Out of the consciousness on politics and societal reality, which was expanded by the press of tumultuous events as well as the normal maturation into adults of the Baby Boom children of the late 1950s and early 1960s, there emerged an expanding consciousness about existential and metaphysical ideas about the self, in the 1970s. This quasi-spiritual self-focus was often synonymous with self-indulgence facilitated by affluence. The public identity of this amorphous mood elevation movement (or fad), and the many marketing efforts seeking to exploit it commercially, is the “New Age.”
The Internet journal Swans Commentary has just published a special edition on the New Age, and a number of authors examine various features of this social phenomenon. Much of the New Age was widely popular insubstantial fluff of no interest to me, though such cultural fluff does offer many possibilities for the construction of social comedies. My interest is in the serious and ancient philosophical thought whose gradual popularization in Western culture during the 20th century introduced an extensive and exotic vocabulary into modern lingo, which has been much exploited by the New Age.

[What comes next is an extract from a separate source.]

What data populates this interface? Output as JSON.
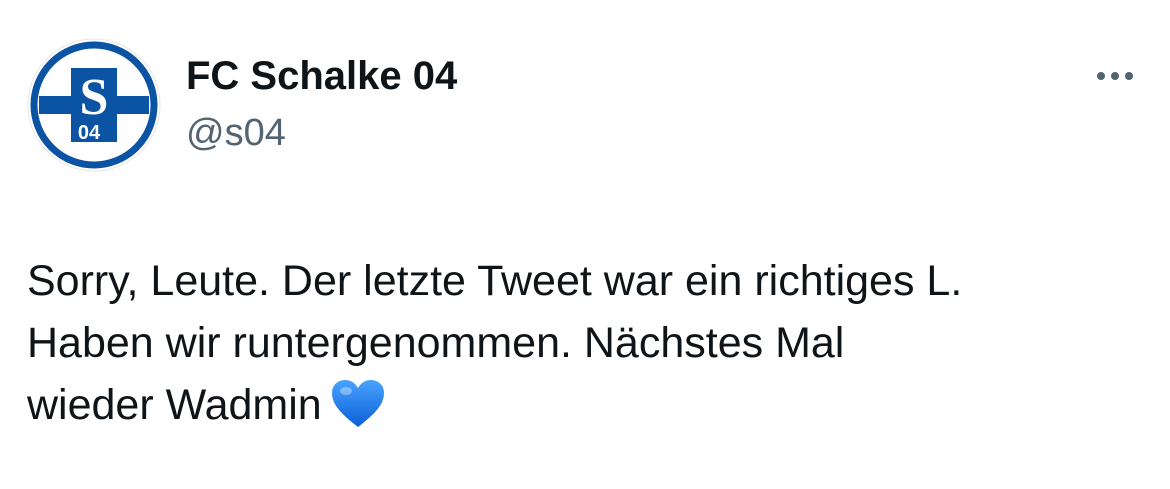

My article is about some of the deep and wonderful philosophical ideas that emerged in antiquity in Asia, so far as I have been able to understand them. What is ancient about the philosophies I discuss is both the language and the imagery they are presented with. However, underneath the antique encrustations one can find fundamental and thus eternally relevant insights about the human condition. When people become aware of these insights in such a way that they experience a more fulfilling way to conceptualize and act out their lives, they are said to have become enlightened. My article is about a few of the lines of thought that meander in that direction.
Asian Philosophies And The “New Age”
5 November 2012